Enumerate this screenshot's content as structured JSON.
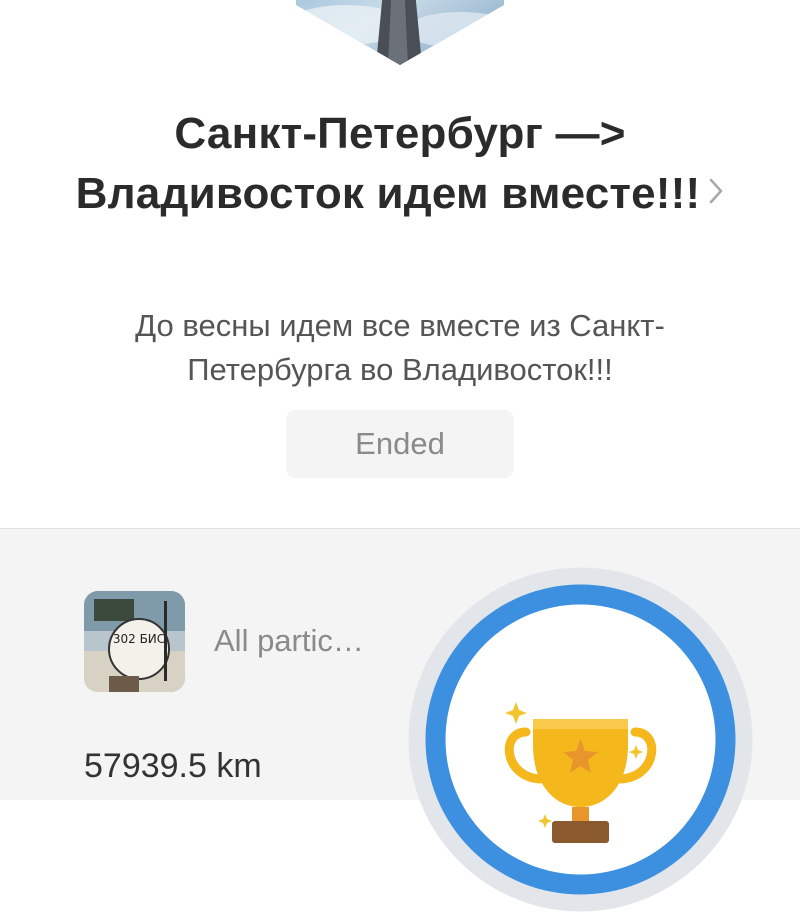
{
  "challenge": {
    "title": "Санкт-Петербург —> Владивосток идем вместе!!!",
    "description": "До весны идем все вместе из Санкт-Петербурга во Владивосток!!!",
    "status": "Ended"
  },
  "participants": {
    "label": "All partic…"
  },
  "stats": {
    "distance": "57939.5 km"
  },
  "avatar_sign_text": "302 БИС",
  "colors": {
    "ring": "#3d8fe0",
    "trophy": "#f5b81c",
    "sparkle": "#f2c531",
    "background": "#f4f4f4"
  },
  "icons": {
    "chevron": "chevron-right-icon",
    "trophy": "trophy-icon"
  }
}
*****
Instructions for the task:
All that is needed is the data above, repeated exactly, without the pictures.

Answer box:
Enumerate this screenshot's content as structured JSON.
{
  "challenge": {
    "title": "Санкт-Петербург —> Владивосток идем вместе!!!",
    "description": "До весны идем все вместе из Санкт-Петербурга во Владивосток!!!",
    "status": "Ended"
  },
  "participants": {
    "label": "All partic…"
  },
  "stats": {
    "distance": "57939.5 km"
  },
  "avatar_sign_text": "302 БИС",
  "colors": {
    "ring": "#3d8fe0",
    "trophy": "#f5b81c",
    "sparkle": "#f2c531",
    "background": "#f4f4f4"
  },
  "icons": {
    "chevron": "chevron-right-icon",
    "trophy": "trophy-icon"
  }
}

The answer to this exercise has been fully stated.